March 27, 2014 marks the 50th anniversary of the great Alaska earthquake.   On March 27, 1964 at 5:36 pm local time a magnitude 9.2 earthquake began, ultimately breaking a fault about 400 miles long and a few 100 miles wide, rupturing from beyond the western edge of Kodiak Island to the eastern side of Prince William Sound and from well offshore inland to Upper Cook Inlet. The earthquake lasted approximately 4.5 minutes and is the largest earthquake in U.S.


February 28th marks the anniversary of the Nisqually Earthquake. The earthquake had a magnitude of 6.8, a depth of 52 km, with a hypocenter about 17.8 km NE of Olympia, Washington.  A clearinghouse with information about this earthquake can be found here.  

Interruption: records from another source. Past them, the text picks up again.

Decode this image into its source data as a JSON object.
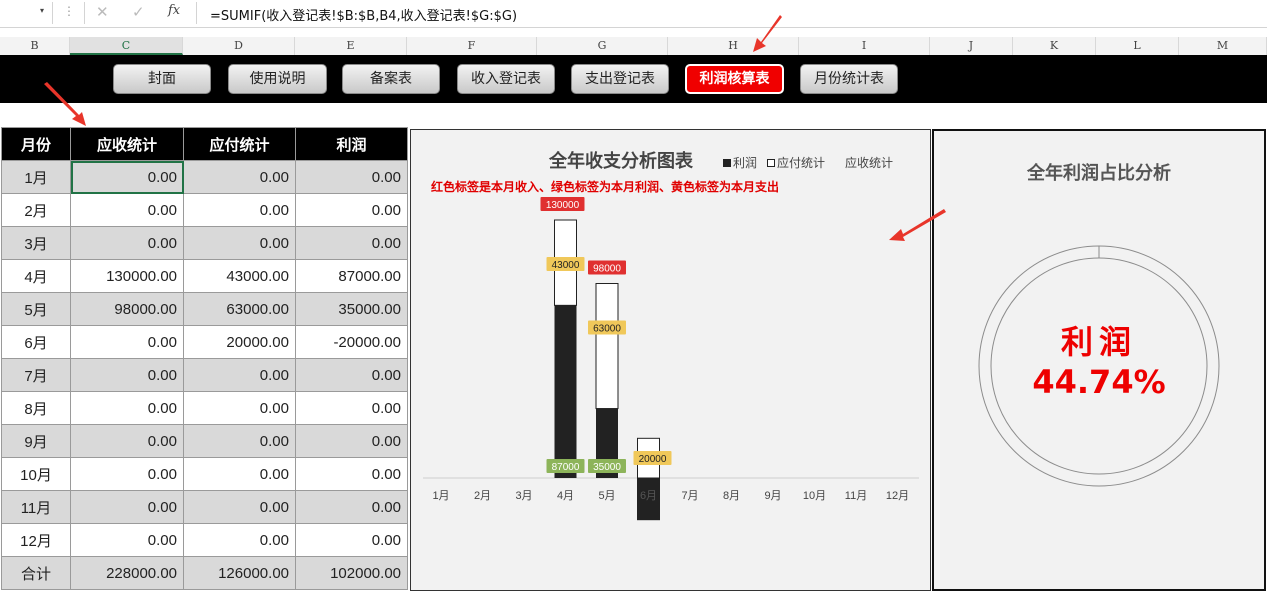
{
  "formula_bar": {
    "name_dropdown": "▾",
    "dots": "⋮",
    "cancel": "✕",
    "enter": "✓",
    "fx": "fx",
    "formula": "=SUMIF(收入登记表!$B:$B,B4,收入登记表!$G:$G)"
  },
  "columns": [
    "B",
    "C",
    "D",
    "E",
    "F",
    "G",
    "H",
    "I",
    "J",
    "K",
    "L",
    "M"
  ],
  "nav": {
    "buttons": [
      "封面",
      "使用说明",
      "备案表",
      "收入登记表",
      "支出登记表",
      "利润核算表",
      "月份统计表"
    ],
    "active": "利润核算表"
  },
  "table": {
    "headers": [
      "月份",
      "应收统计",
      "应付统计",
      "利润"
    ],
    "rows": [
      [
        "1月",
        "0.00",
        "0.00",
        "0.00"
      ],
      [
        "2月",
        "0.00",
        "0.00",
        "0.00"
      ],
      [
        "3月",
        "0.00",
        "0.00",
        "0.00"
      ],
      [
        "4月",
        "130000.00",
        "43000.00",
        "87000.00"
      ],
      [
        "5月",
        "98000.00",
        "63000.00",
        "35000.00"
      ],
      [
        "6月",
        "0.00",
        "20000.00",
        "-20000.00"
      ],
      [
        "7月",
        "0.00",
        "0.00",
        "0.00"
      ],
      [
        "8月",
        "0.00",
        "0.00",
        "0.00"
      ],
      [
        "9月",
        "0.00",
        "0.00",
        "0.00"
      ],
      [
        "10月",
        "0.00",
        "0.00",
        "0.00"
      ],
      [
        "11月",
        "0.00",
        "0.00",
        "0.00"
      ],
      [
        "12月",
        "0.00",
        "0.00",
        "0.00"
      ]
    ],
    "total": [
      "合计",
      "228000.00",
      "126000.00",
      "102000.00"
    ]
  },
  "chart": {
    "title": "全年收支分析图表",
    "legend": [
      "利润",
      "应付统计",
      "应收统计"
    ],
    "note": "红色标签是本月收入、绿色标签为本月利润、黄色标签为本月支出",
    "colors": {
      "profit": "#222222",
      "payable": "#ffffff",
      "receivable_label": "#e03030",
      "payable_label": "#f0c85a",
      "profit_label": "#8db45a"
    }
  },
  "chart_data": {
    "type": "bar",
    "categories": [
      "1月",
      "2月",
      "3月",
      "4月",
      "5月",
      "6月",
      "7月",
      "8月",
      "9月",
      "10月",
      "11月",
      "12月"
    ],
    "series": [
      {
        "name": "利润",
        "values": [
          0,
          0,
          0,
          87000,
          35000,
          -20000,
          0,
          0,
          0,
          0,
          0,
          0
        ]
      },
      {
        "name": "应付统计",
        "values": [
          0,
          0,
          0,
          43000,
          63000,
          20000,
          0,
          0,
          0,
          0,
          0,
          0
        ]
      },
      {
        "name": "应收统计",
        "values": [
          0,
          0,
          0,
          130000,
          98000,
          0,
          0,
          0,
          0,
          0,
          0,
          0
        ]
      }
    ],
    "ylim": [
      -20000,
      130000
    ],
    "stacked": true
  },
  "donut": {
    "title": "全年利润占比分析",
    "label": "利润",
    "value": "44.74%",
    "fraction": 0.4474
  }
}
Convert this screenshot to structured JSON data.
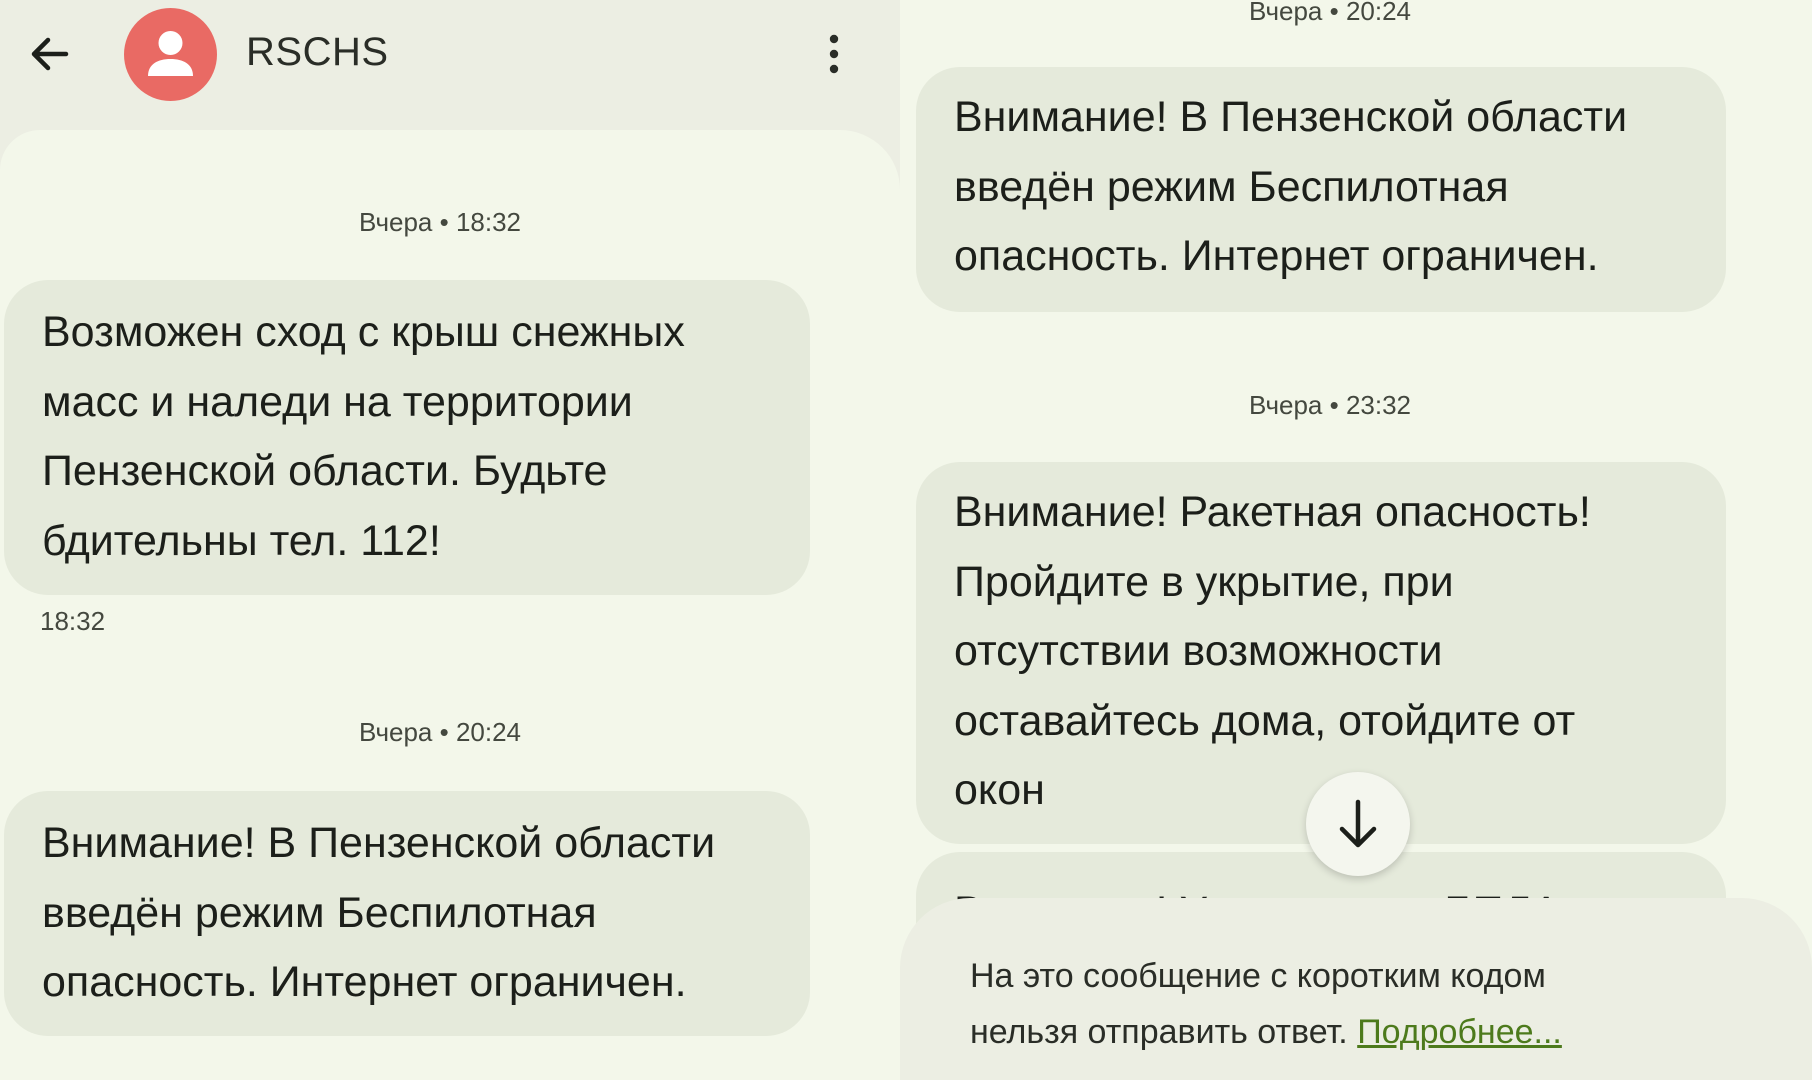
{
  "header": {
    "contact_name": "RSCHS",
    "colors": {
      "avatar": "#e96a64"
    }
  },
  "left_thread": [
    {
      "stamp": "Вчера • 18:32",
      "lines": [
        "Возможен сход с крыш снежных",
        "масс и наледи на территории",
        "Пензенской области. Будьте",
        "бдительны тел. 112!"
      ],
      "time": "18:32"
    },
    {
      "stamp": "Вчера • 20:24",
      "lines": [
        "Внимание! В Пензенской области",
        "введён режим Беспилотная",
        "опасность. Интернет ограничен."
      ]
    }
  ],
  "right_thread": [
    {
      "stamp": "Вчера • 20:24",
      "lines": [
        "Внимание! В Пензенской области",
        "введён режим Беспилотная",
        "опасность. Интернет ограничен."
      ]
    },
    {
      "stamp": "Вчера • 23:32",
      "lines": [
        "Внимание! Ракетная опасность!",
        "Пройдите в укрытие, при",
        "отсутствии возможности",
        "оставайтесь дома, отойдите от",
        "окон"
      ]
    }
  ],
  "peek_message": "Внимание! Угроза атаки БПЛА на",
  "reply_notice": {
    "line1": "На это сообщение с коротким кодом",
    "line2": "нельзя отправить ответ. ",
    "link": "Подробнее..."
  }
}
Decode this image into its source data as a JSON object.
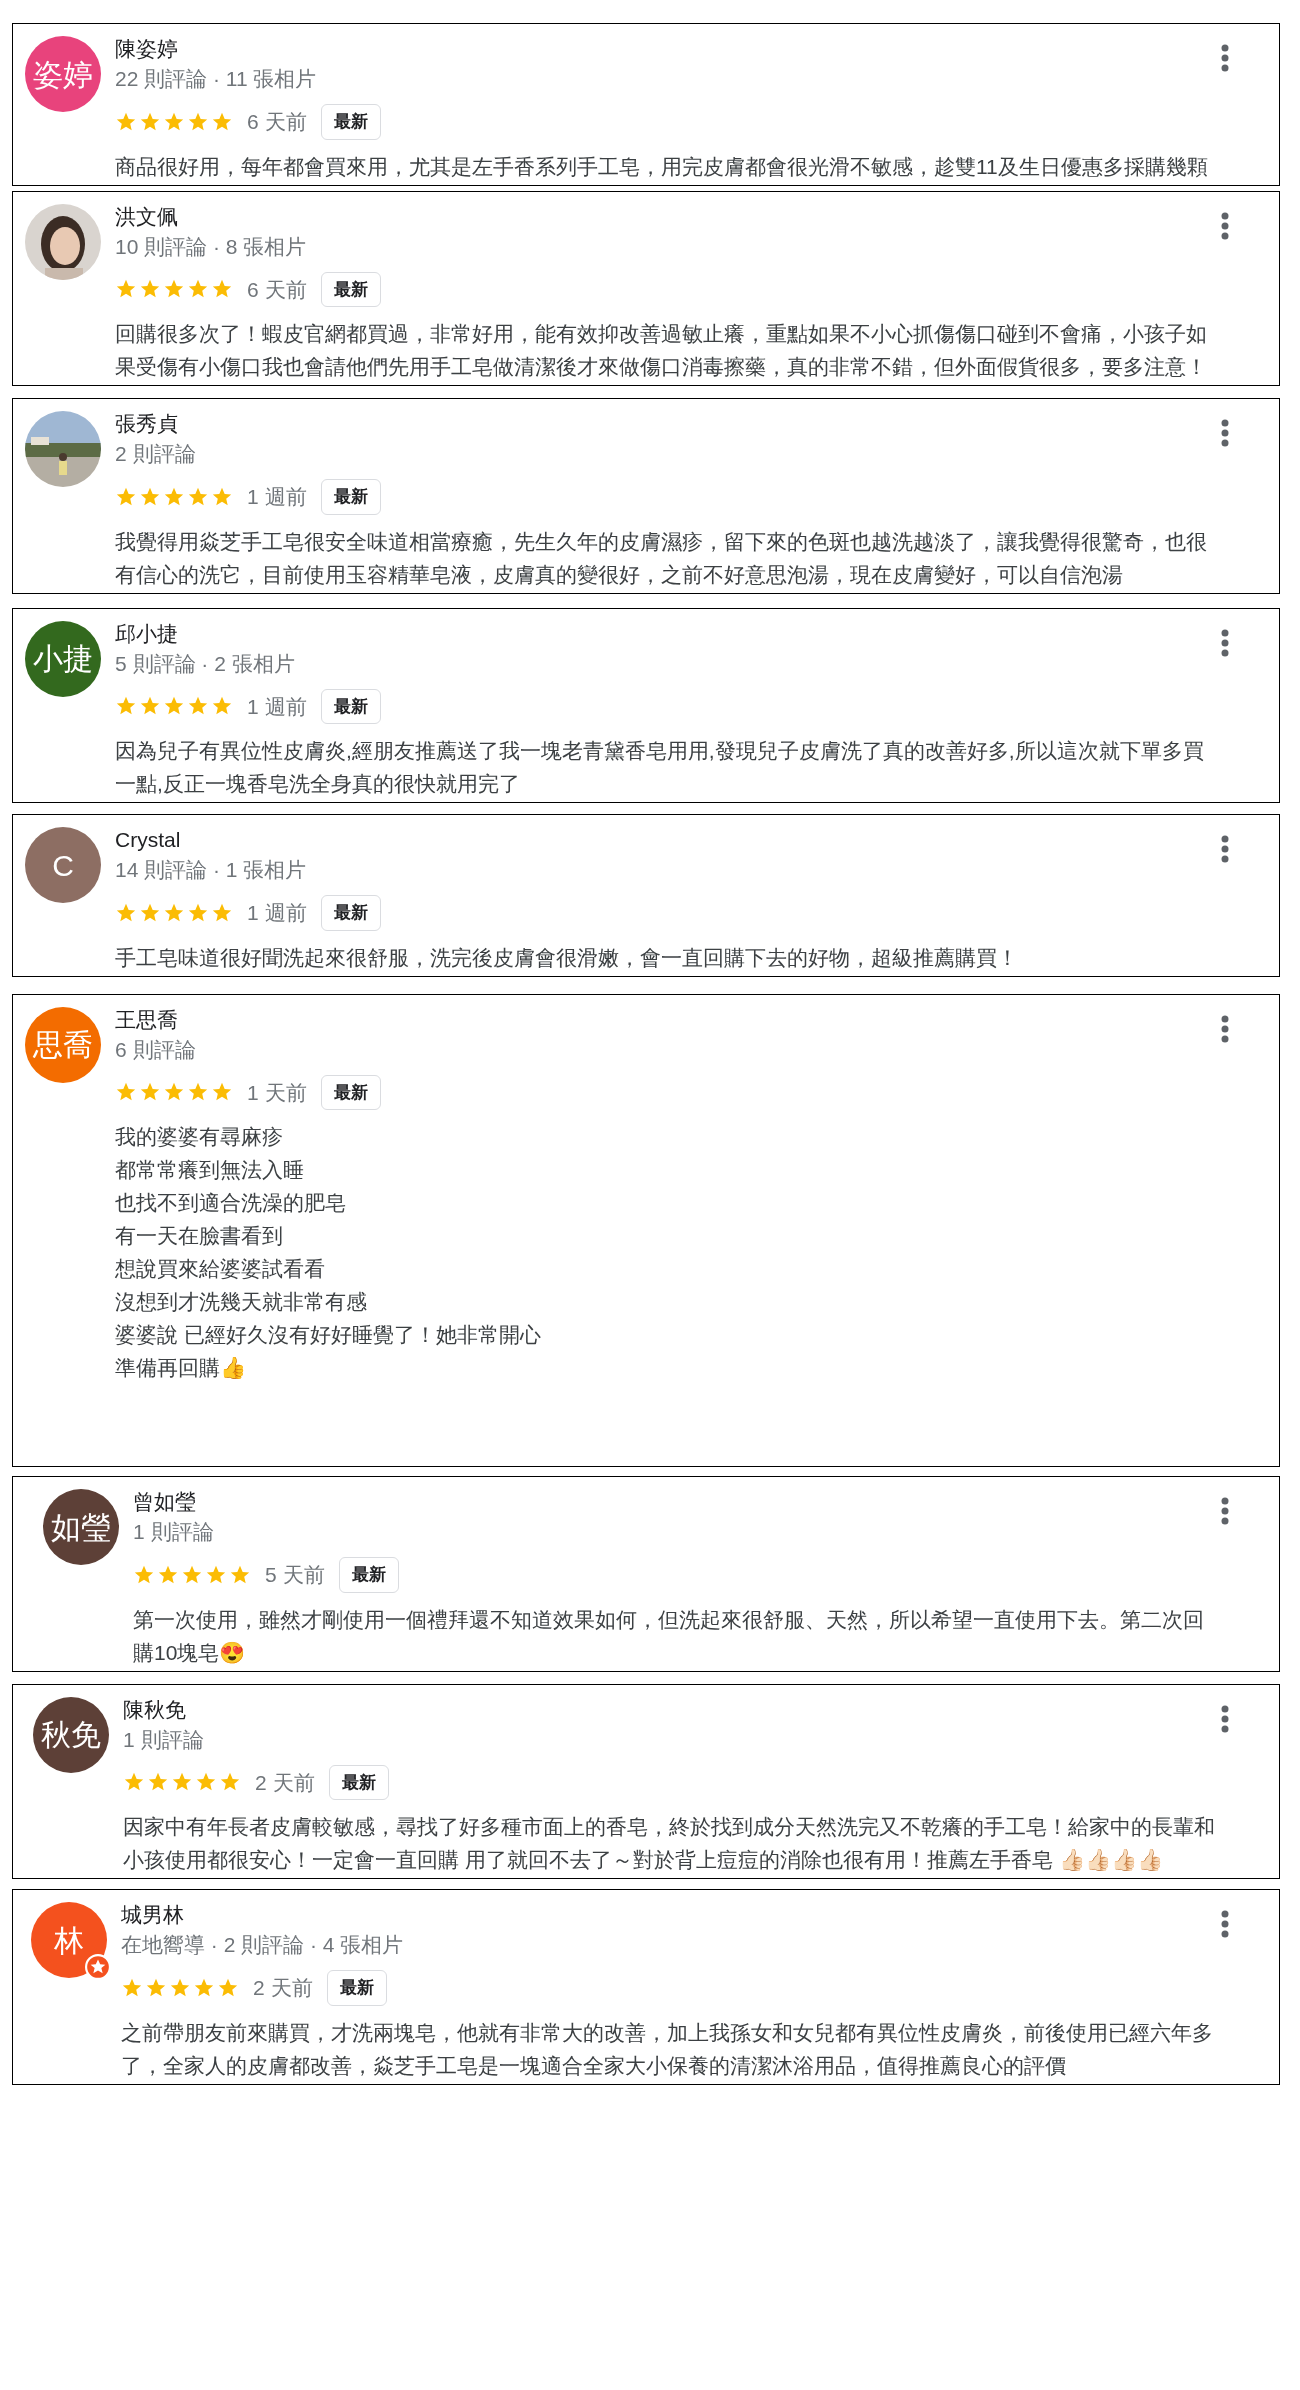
{
  "reviews": [
    {
      "name": "陳姿婷",
      "avatar": {
        "kind": "letters",
        "text": "姿婷",
        "color": "#e8437c"
      },
      "meta": "22 則評論 · 11 張相片",
      "stars": 5,
      "time": "6 天前",
      "badge": "最新",
      "body": [
        "商品很好用，每年都會買來用，尤其是左手香系列手工皂，用完皮膚都會很光滑不敏感，趁雙11及生日優惠多採購幾顆"
      ]
    },
    {
      "name": "洪文佩",
      "meta": "10 則評論 · 8 張相片",
      "stars": 5,
      "time": "6 天前",
      "badge": "最新",
      "body": [
        "回購很多次了！蝦皮官網都買過，非常好用，能有效抑改善過敏止癢，重點如果不小心抓傷傷口碰到不會痛，小孩子如果受傷有小傷口我也會請他們先用手工皂做清潔後才來做傷口消毒擦藥，真的非常不錯，但外面假貨很多，要多注意！"
      ]
    },
    {
      "name": "張秀貞",
      "meta": "2 則評論",
      "stars": 5,
      "time": "1 週前",
      "badge": "最新",
      "body": [
        "我覺得用焱芝手工皂很安全味道相當療癒，先生久年的皮膚濕疹，留下來的色斑也越洗越淡了，讓我覺得很驚奇，也很有信心的洗它，目前使用玉容精華皂液，皮膚真的變很好，之前不好意思泡湯，現在皮膚變好，可以自信泡湯"
      ]
    },
    {
      "name": "邱小捷",
      "avatar": {
        "kind": "letters",
        "text": "小捷",
        "color": "#33691e"
      },
      "meta": "5 則評論 · 2 張相片",
      "stars": 5,
      "time": "1 週前",
      "badge": "最新",
      "body": [
        "因為兒子有異位性皮膚炎,經朋友推薦送了我一塊老青黛香皂用用,發現兒子皮膚洗了真的改善好多,所以這次就下單多買一點,反正一塊香皂洗全身真的很快就用完了"
      ]
    },
    {
      "name": "Crystal",
      "avatar": {
        "kind": "letters",
        "text": "C",
        "color": "#8d6e63"
      },
      "meta": "14 則評論 · 1 張相片",
      "stars": 5,
      "time": "1 週前",
      "badge": "最新",
      "body": [
        "手工皂味道很好聞洗起來很舒服，洗完後皮膚會很滑嫩，會一直回購下去的好物，超級推薦購買！"
      ]
    },
    {
      "name": "王思喬",
      "avatar": {
        "kind": "letters",
        "text": "思喬",
        "color": "#f36c00"
      },
      "meta": "6 則評論",
      "stars": 5,
      "time": "1 天前",
      "badge": "最新",
      "body": [
        "我的婆婆有尋麻疹",
        "都常常癢到無法入睡",
        "也找不到適合洗澡的肥皂",
        "有一天在臉書看到",
        "想說買來給婆婆試看看",
        "沒想到才洗幾天就非常有感",
        "婆婆說 已經好久沒有好好睡覺了！她非常開心",
        "準備再回購👍"
      ]
    },
    {
      "name": "曾如瑩",
      "avatar": {
        "kind": "letters",
        "text": "如瑩",
        "color": "#5d4037"
      },
      "meta": "1 則評論",
      "stars": 5,
      "time": "5 天前",
      "badge": "最新",
      "body": [
        "第一次使用，雖然才剛使用一個禮拜還不知道效果如何，但洗起來很舒服、天然，所以希望一直使用下去。第二次回購10塊皂😍"
      ]
    },
    {
      "name": "陳秋免",
      "avatar": {
        "kind": "letters",
        "text": "秋免",
        "color": "#5d4037"
      },
      "meta": "1 則評論",
      "stars": 5,
      "time": "2 天前",
      "badge": "最新",
      "body": [
        "因家中有年長者皮膚較敏感，尋找了好多種市面上的香皂，終於找到成分天然洗完又不乾癢的手工皂！給家中的長輩和小孩使用都很安心！一定會一直回購 用了就回不去了～對於背上痘痘的消除也很有用！推薦左手香皂 👍🏻👍🏻👍🏻👍🏻"
      ]
    },
    {
      "name": "城男林",
      "avatar": {
        "kind": "letters",
        "text": "林",
        "color": "#f4511e",
        "guide": true
      },
      "meta": "在地嚮導 · 2 則評論 · 4 張相片",
      "stars": 5,
      "time": "2 天前",
      "badge": "最新",
      "body": [
        "之前帶朋友前來購買，才洗兩塊皂，他就有非常大的改善，加上我孫女和女兒都有異位性皮膚炎，前後使用已經六年多了，全家人的皮膚都改善，焱芝手工皂是一塊適合全家大小保養的清潔沐浴用品，值得推薦良心的評價"
      ]
    }
  ]
}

The earthquake sequence that struck the city of Christchurch and surrounding Canterbury region in 2010-2011 has had unprecedented impacts in all spheres of New Zealand society.  The Canterbury earthquake sequence had many geologically remarkable characteristics, with ramifications for all aspects of li